It’s time to let bygones be bygones. Gone is legendary CEO Jack Welch. The days of being a generational widows and orphans income generator or a storied constituent of the Dow Jones Industrials are long over for shares of General Electric. But that doesn’t mean GE stock isn’t a buy.
After losing as much as 75% of its value over the past couple years, 2019 continues to show sure signs of a turnaround in progress following this week’s “better-than-feared” quarterly confessional from General Electric.
GE stock is digging itself out of a still deep, but climbable, hole. The company managed to produce steady and slightly stronger-than-expected revenues, reaffirm its long-term 2020 and 2021 guidance, as well as crowd-pleasing, profit-topping earnings of 14 cents, versus Street views of 9 cents.
And most importantly, General Electric brought good things to life in delivering better-than-feared cash burn of $1.2 billion.
As General Electric’s management continues to right the industrial behemoth, cash flow is the metric of choice these days. And with the analyst community bracing for GE stock to have burned through $2 billion to $4 billion in Q1, this quarter’s confessional was a good one towards survivorship.
Instead of enjoying bragging rights, CEO Larry Culp told investors not to get their hopes up and emphasized the favorable timing of certain orders and collectibles in Q1. JPMorgan’s perma-bear Stephen Tusa pulled in the claws, noting GE’s results were “far from a disaster, but also far from a blowout. ”
And on the price chart, with General Electric shares already producing hefty returns on investment in 2019, following Tuesday’s GE stock reaction, that trend looks poised to continue for today’s contrarian bulls.
GE Stock Daily Chart
With General Electric shares up by roughly 42% this year, 2019 has been a much-needed reprieve for long-term holders of GE. Now, most investors aren’t remotely close to having to worry about capital gains given the company’s massive sell-off over the past two years. But GE’s long-standing bearish trend is setting up for a sustainable turnaround on the price chart.
What I’m seeing or actually what I’m optimistic about is General Electric’s double-bottom pattern that’s forming. Shares put in the second pivot low while testing the 50% retracement level and filling the late-January earnings gap. That’s bullish.
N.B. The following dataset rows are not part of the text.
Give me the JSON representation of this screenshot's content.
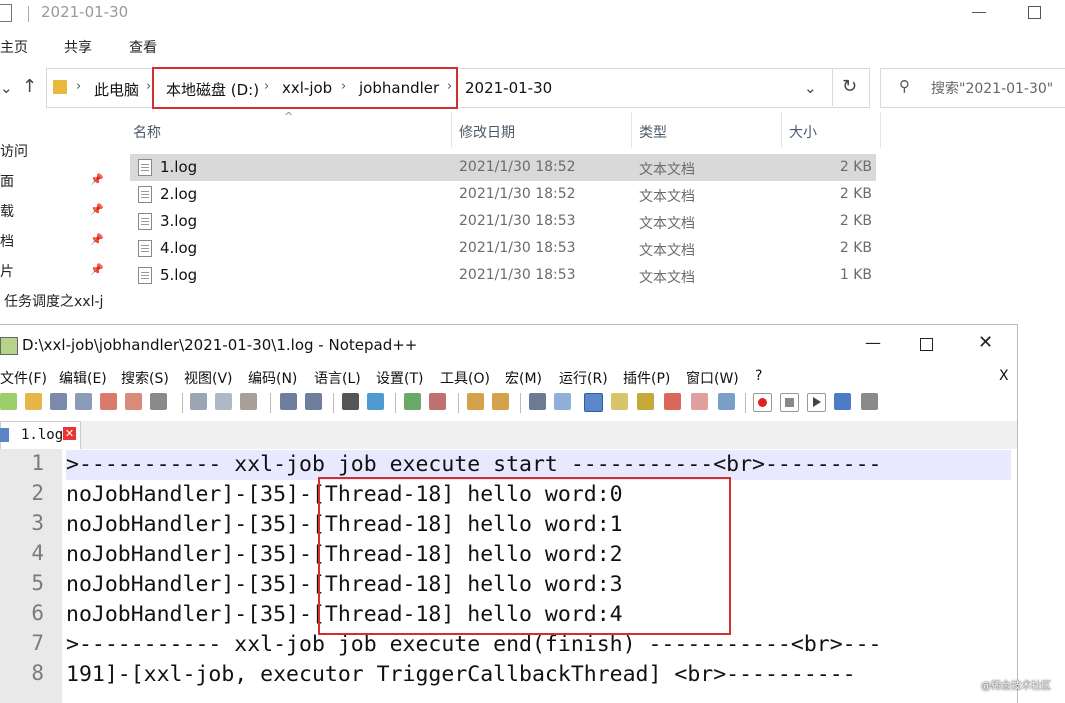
{
  "explorer": {
    "title": "2021-01-30",
    "menu": [
      "主页",
      "共享",
      "查看"
    ],
    "breadcrumbs": [
      "此电脑",
      "本地磁盘 (D:)",
      "xxl-job",
      "jobhandler",
      "2021-01-30"
    ],
    "search_placeholder": "搜索\"2021-01-30\"",
    "nav_items": [
      "访问",
      "面",
      "载",
      "档",
      "片",
      "任务调度之xxl-j"
    ],
    "columns": [
      "名称",
      "修改日期",
      "类型",
      "大小"
    ],
    "files": [
      {
        "name": "1.log",
        "date": "2021/1/30 18:52",
        "type": "文本文档",
        "size": "2 KB",
        "selected": true
      },
      {
        "name": "2.log",
        "date": "2021/1/30 18:52",
        "type": "文本文档",
        "size": "2 KB"
      },
      {
        "name": "3.log",
        "date": "2021/1/30 18:53",
        "type": "文本文档",
        "size": "2 KB"
      },
      {
        "name": "4.log",
        "date": "2021/1/30 18:53",
        "type": "文本文档",
        "size": "2 KB"
      },
      {
        "name": "5.log",
        "date": "2021/1/30 18:53",
        "type": "文本文档",
        "size": "1 KB"
      }
    ]
  },
  "notepad": {
    "title": "D:\\xxl-job\\jobhandler\\2021-01-30\\1.log - Notepad++",
    "menu": [
      "文件(F)",
      "编辑(E)",
      "搜索(S)",
      "视图(V)",
      "编码(N)",
      "语言(L)",
      "设置(T)",
      "工具(O)",
      "宏(M)",
      "运行(R)",
      "插件(P)",
      "窗口(W)",
      "?"
    ],
    "menu_close": "X",
    "tab_label": "1.log",
    "lines": [
      {
        "num": "1",
        "text": ">----------- xxl-job job execute start -----------<br>---------"
      },
      {
        "num": "2",
        "text": "noJobHandler]-[35]-[Thread-18] hello word:0"
      },
      {
        "num": "3",
        "text": "noJobHandler]-[35]-[Thread-18] hello word:1"
      },
      {
        "num": "4",
        "text": "noJobHandler]-[35]-[Thread-18] hello word:2"
      },
      {
        "num": "5",
        "text": "noJobHandler]-[35]-[Thread-18] hello word:3"
      },
      {
        "num": "6",
        "text": "noJobHandler]-[35]-[Thread-18] hello word:4"
      },
      {
        "num": "7",
        "text": ">----------- xxl-job job execute end(finish) -----------<br>---"
      },
      {
        "num": "8",
        "text": "191]-[xxl-job, executor TriggerCallbackThread] <br>----------"
      }
    ]
  },
  "watermark": "@稀金技术社区",
  "colors": {
    "highlight": "#d32f2f",
    "selected_row": "#d9d9d9",
    "current_line": "#e8e8ff"
  }
}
On the heels of Tuesday’s post-earnings bid, GE stock is developing a consolidation on top of the 200-day simple moving average. The price action also matches up nicely with the pattern’s mid-pivot. Lastly, with the small contraction holding the double bottom base’s 50% level, as well as the 78% level from General Electric’s 2016–2018 bear market; the significance of this bullish platform looks even more compelling.
Of course, I respect the fact there’s more than one side to every chart. Bears might point out that since topping in mid-February, shares of General Electric have also formed a couple lower highs and lows, or what many might label as being a downtrend. I get it … but I’m not buying into it either.
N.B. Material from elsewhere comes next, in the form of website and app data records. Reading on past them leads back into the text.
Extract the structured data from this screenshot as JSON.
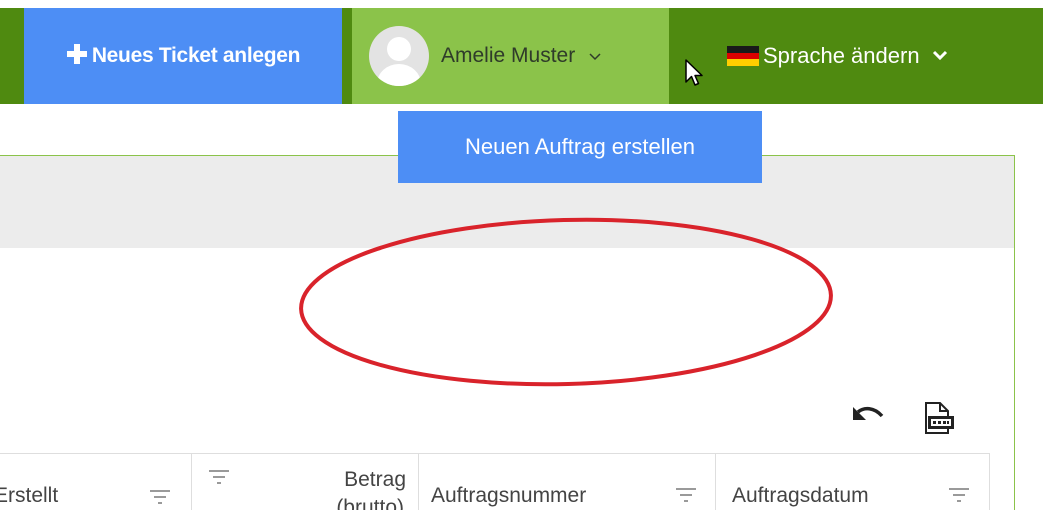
{
  "topbar": {
    "new_ticket_label": "Neues Ticket anlegen",
    "user_name": "Amelie Muster",
    "language_label": "Sprache ändern"
  },
  "main": {
    "create_order_label": "Neuen Auftrag erstellen"
  },
  "table": {
    "columns": [
      {
        "label": "Erstellt"
      },
      {
        "label": "Betrag",
        "sublabel": "(brutto)"
      },
      {
        "label": "Auftragsnummer"
      },
      {
        "label": "Auftragsdatum"
      }
    ]
  },
  "colors": {
    "primary_blue": "#4d8ef5",
    "dark_green": "#4f8a10",
    "light_green": "#8bc34a",
    "highlight_red": "#d9232b"
  },
  "icons": [
    "plus-icon",
    "avatar",
    "chevron-down-icon",
    "mouse-cursor-icon",
    "german-flag-icon",
    "undo-icon",
    "xlsx-export-icon",
    "filter-icon"
  ]
}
Bottom line though, traders can and should respect those warnings by putting GE stock on the radar for buying above $10.53. This effectively puts that particular bear argument to rest. It also allows for a lower-risk, higher-reward position in General Electric only if 2019’s bullish ways reasserts itself with a pattern busting breakout.
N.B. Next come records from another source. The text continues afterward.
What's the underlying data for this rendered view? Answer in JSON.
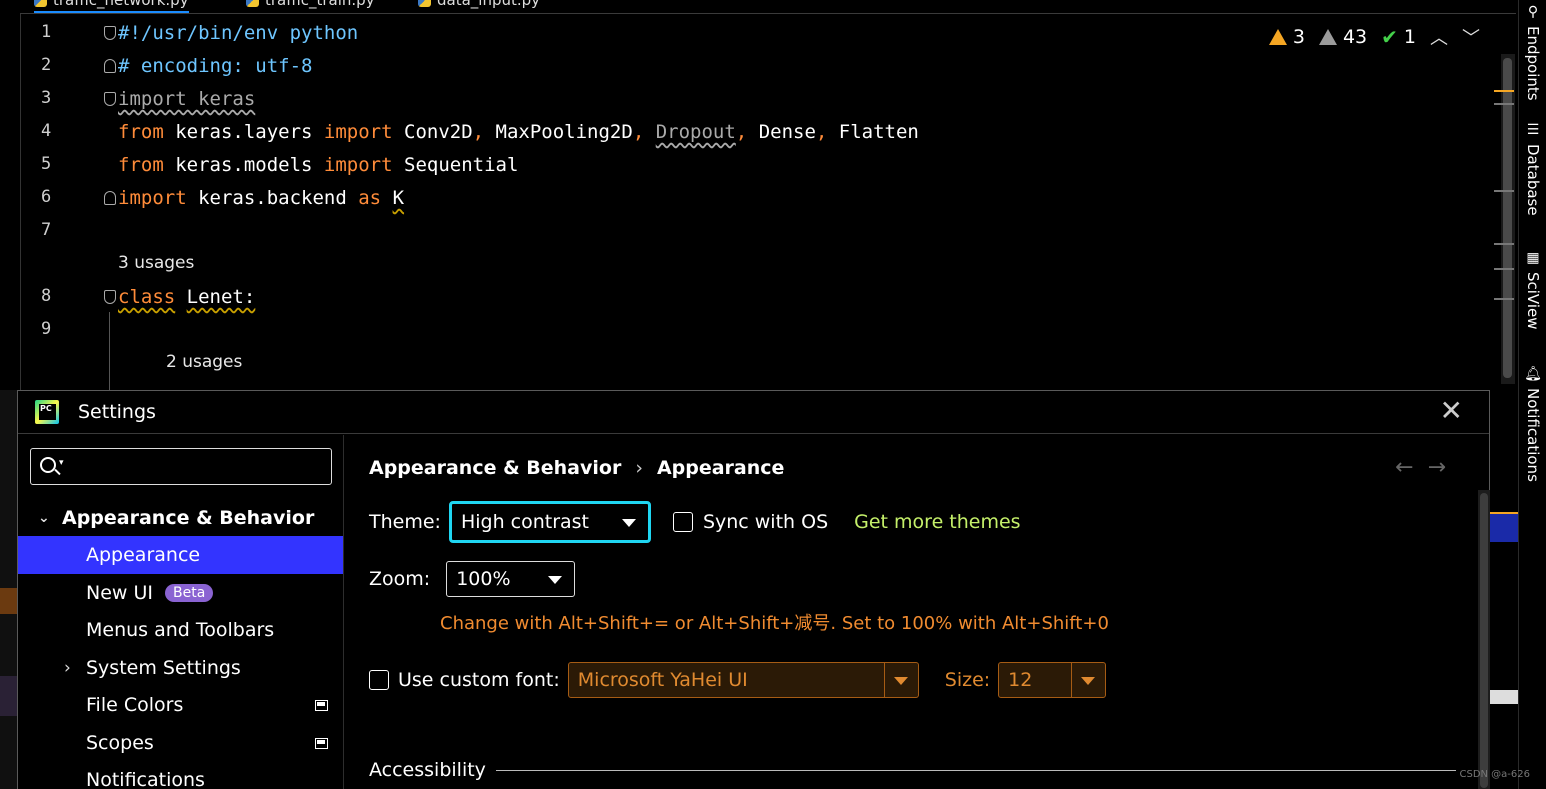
{
  "editor": {
    "tabs": [
      {
        "label": "traffic_network.py",
        "active": true
      },
      {
        "label": "traffic_train.py",
        "active": false
      },
      {
        "label": "data_input.py",
        "active": false
      }
    ],
    "lines": [
      {
        "num": "1",
        "text": "#!/usr/bin/env python"
      },
      {
        "num": "2",
        "text": "# encoding: utf-8"
      },
      {
        "num": "3",
        "text": "import keras"
      },
      {
        "num": "4",
        "text": "from keras.layers import Conv2D, MaxPooling2D, Dropout, Dense, Flatten"
      },
      {
        "num": "5",
        "text": "from keras.models import Sequential"
      },
      {
        "num": "6",
        "text": "import keras.backend as K"
      },
      {
        "num": "7",
        "text": ""
      },
      {
        "num": "8",
        "text": "class Lenet:"
      },
      {
        "num": "9",
        "text": ""
      }
    ],
    "usages_class": "3 usages",
    "usages_method": "2 usages",
    "inspections": {
      "warnings": "3",
      "weak_warnings": "43",
      "typos": "1"
    }
  },
  "right_toolbar": [
    "Endpoints",
    "Database",
    "SciView",
    "Notifications"
  ],
  "dialog": {
    "title": "Settings",
    "close_icon": "close-icon",
    "search": {
      "placeholder": "",
      "value": ""
    },
    "tree": {
      "group": "Appearance & Behavior",
      "items": [
        {
          "label": "Appearance",
          "selected": true
        },
        {
          "label": "New UI",
          "badge": "Beta"
        },
        {
          "label": "Menus and Toolbars"
        },
        {
          "label": "System Settings",
          "expandable": true
        },
        {
          "label": "File Colors"
        },
        {
          "label": "Scopes"
        },
        {
          "label": "Notifications"
        }
      ]
    },
    "breadcrumb": {
      "parent": "Appearance & Behavior",
      "current": "Appearance",
      "separator": "›"
    },
    "theme": {
      "label": "Theme:",
      "value": "High contrast",
      "sync_label": "Sync with OS",
      "sync_checked": false,
      "more_link": "Get more themes"
    },
    "zoom": {
      "label": "Zoom:",
      "value": "100%",
      "hint": "Change with Alt+Shift+= or Alt+Shift+减号. Set to 100% with Alt+Shift+0"
    },
    "font": {
      "checkbox_label": "Use custom font:",
      "checked": false,
      "value": "Microsoft YaHei UI",
      "size_label": "Size:",
      "size_value": "12"
    },
    "section": "Accessibility"
  },
  "watermark": "CSDN @a-626",
  "colors": {
    "selection": "#3334ff",
    "focus_ring": "#1fd6f2",
    "keyword": "#ff8c3a",
    "comment": "#6ec6ff",
    "link": "#c5f06a",
    "hint": "#f08b30"
  }
}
Investment accounts under Christopher Tyler’s management do not currently own positions in any securities mentioned in this article. The information offered is based upon Christopher Tyler’s observations and strictly intended for educational purposes only; the use of which is the responsibility of the individual. For additional options-based strategies, related musings or to ask a question, you can find and follow Chris on Twitter @Options_CAT and StockTwits.